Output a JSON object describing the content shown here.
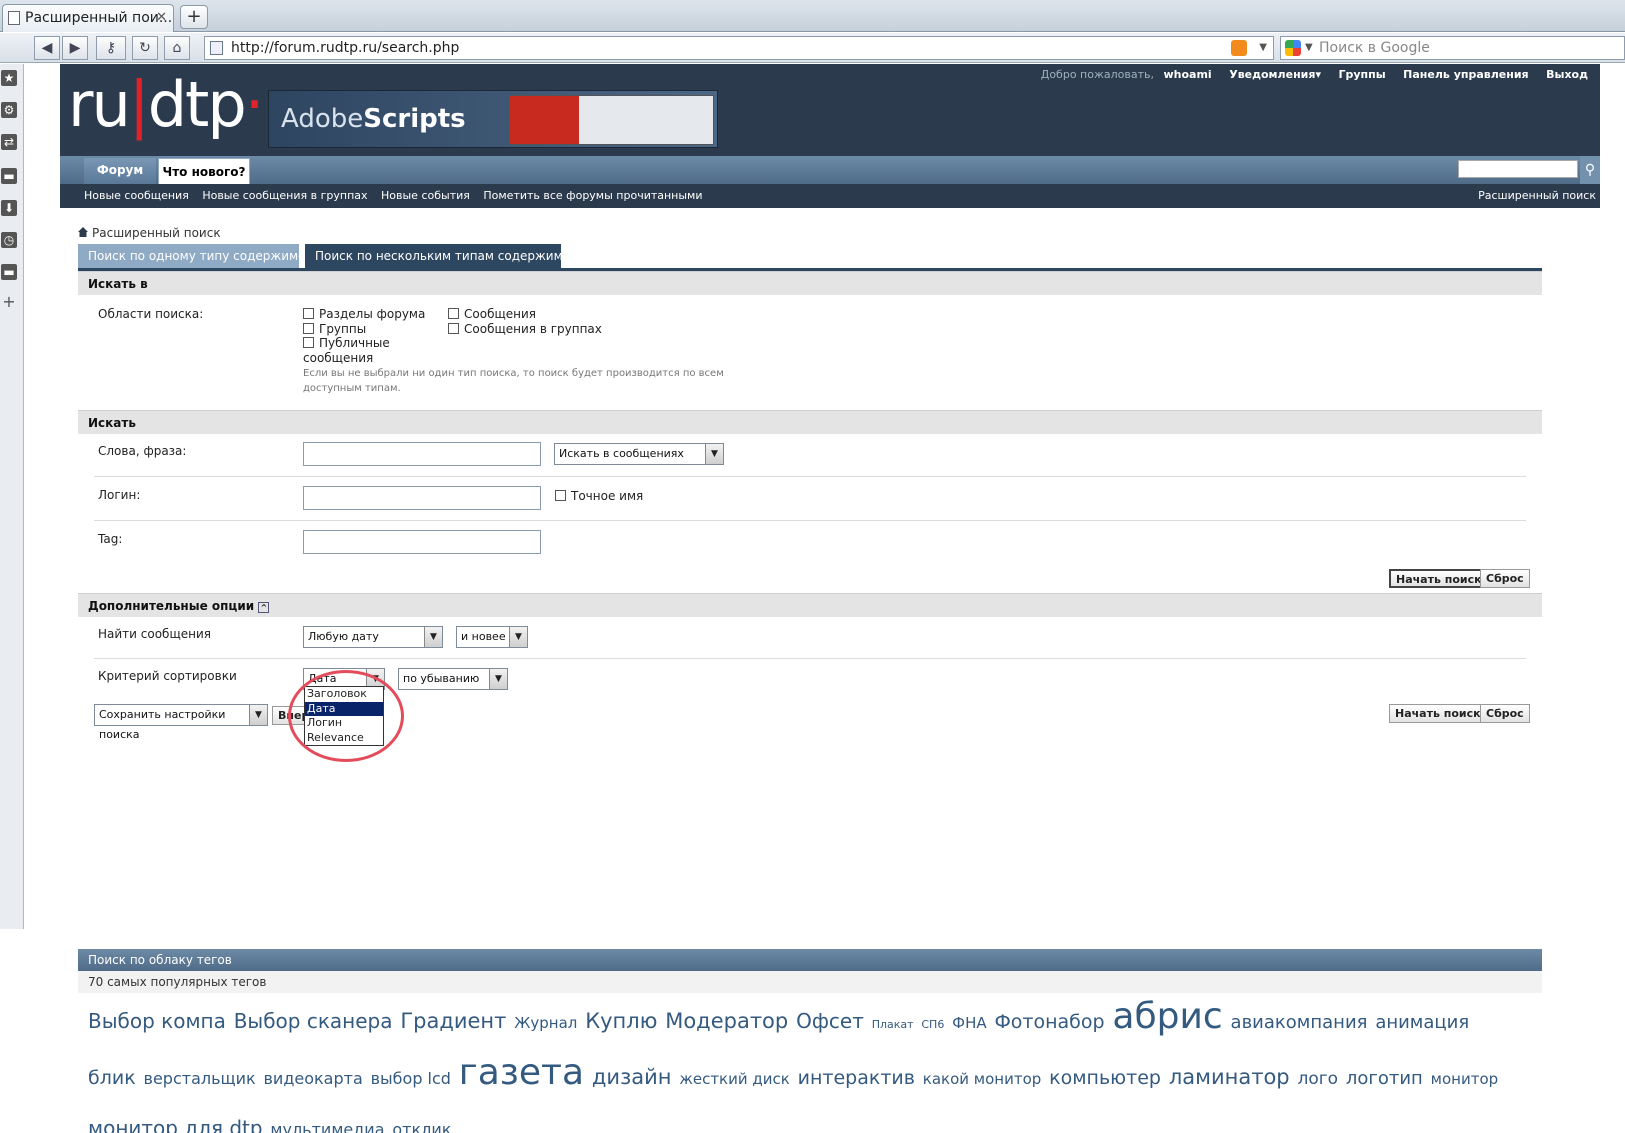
{
  "browser": {
    "tab_title": "Расширенный пои...",
    "url": "http://forum.rudtp.ru/search.php",
    "search_placeholder": "Поиск в Google"
  },
  "header": {
    "logo_ru": "ru",
    "logo_dtp": "dtp",
    "banner_adobe": "Adobe",
    "banner_scripts": "Scripts",
    "welcome": "Добро пожаловать,",
    "username": "whoami",
    "links": [
      "Уведомления▾",
      "Группы",
      "Панель управления",
      "Выход"
    ]
  },
  "nav": {
    "tabs": [
      "Форум",
      "Что нового?"
    ],
    "sub": [
      "Новые сообщения",
      "Новые сообщения в группах",
      "Новые события",
      "Пометить все форумы прочитанными"
    ],
    "advanced": "Расширенный поиск"
  },
  "breadcrumb": "Расширенный поиск",
  "search_tabs": [
    "Поиск по одному типу содержимого",
    "Поиск по нескольким типам содержимого"
  ],
  "search_in": {
    "heading": "Искать в",
    "label": "Области поиска:",
    "options_col1": [
      "Разделы форума",
      "Группы",
      "Публичные",
      "сообщения"
    ],
    "options_col2": [
      "Сообщения",
      "Сообщения в группах"
    ],
    "hint": "Если вы не выбрали ни один тип поиска, то поиск будет производится по всем доступным типам."
  },
  "search": {
    "heading": "Искать",
    "words_label": "Слова, фраза:",
    "scope_select": "Искать в сообщениях",
    "login_label": "Логин:",
    "exact_name": "Точное имя",
    "tag_label": "Tag:",
    "start_button": "Начать поиск",
    "reset_button": "Сброс"
  },
  "extra": {
    "heading": "Дополнительные опции",
    "find_label": "Найти сообщения",
    "date_select": "Любую дату",
    "newer_select": "и новее",
    "sort_label": "Критерий сортировки",
    "sort_select": "Дата",
    "order_select": "по убыванию",
    "sort_options": [
      "Заголовок",
      "Дата",
      "Логин",
      "Relevance"
    ],
    "save_select": "Сохранить настройки поиска",
    "go_button": "Впер"
  },
  "tags": {
    "heading": "Поиск по облаку тегов",
    "subheading": "70 самых популярных тегов",
    "cloud": [
      {
        "t": "Выбор компа",
        "s": 20
      },
      {
        "t": "Выбор сканера",
        "s": 20
      },
      {
        "t": "Градиент",
        "s": 21
      },
      {
        "t": "Журнал",
        "s": 15
      },
      {
        "t": "Куплю",
        "s": 21
      },
      {
        "t": "Модератор",
        "s": 21
      },
      {
        "t": "Офсет",
        "s": 20
      },
      {
        "t": "Плакат",
        "s": 11
      },
      {
        "t": "СП6",
        "s": 11
      },
      {
        "t": "ФНА",
        "s": 15
      },
      {
        "t": "Фотонабор",
        "s": 19
      },
      {
        "t": "абрис",
        "s": 36
      },
      {
        "t": "авиакомпания",
        "s": 18
      },
      {
        "t": "анимация",
        "s": 18
      },
      {
        "t": "блик",
        "s": 19
      },
      {
        "t": "верстальщик",
        "s": 16
      },
      {
        "t": "видеокарта",
        "s": 16
      },
      {
        "t": "выбор lcd",
        "s": 16
      },
      {
        "t": "газета",
        "s": 36
      },
      {
        "t": "дизайн",
        "s": 21
      },
      {
        "t": "жесткий диск",
        "s": 15
      },
      {
        "t": "интерактив",
        "s": 19
      },
      {
        "t": "какой монитор",
        "s": 15
      },
      {
        "t": "компьютер",
        "s": 19
      },
      {
        "t": "ламинатор",
        "s": 21
      },
      {
        "t": "лого",
        "s": 17
      },
      {
        "t": "логотип",
        "s": 18
      },
      {
        "t": "монитор",
        "s": 15
      },
      {
        "t": "монитор для dtp",
        "s": 20
      },
      {
        "t": "мультимедиа",
        "s": 16
      },
      {
        "t": "отклик",
        "s": 16
      }
    ]
  }
}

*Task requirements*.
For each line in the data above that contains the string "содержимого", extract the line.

*Problem solution*.
    "Поиск по одному типу содержимого",
    "Поиск по нескольким типам содержимого"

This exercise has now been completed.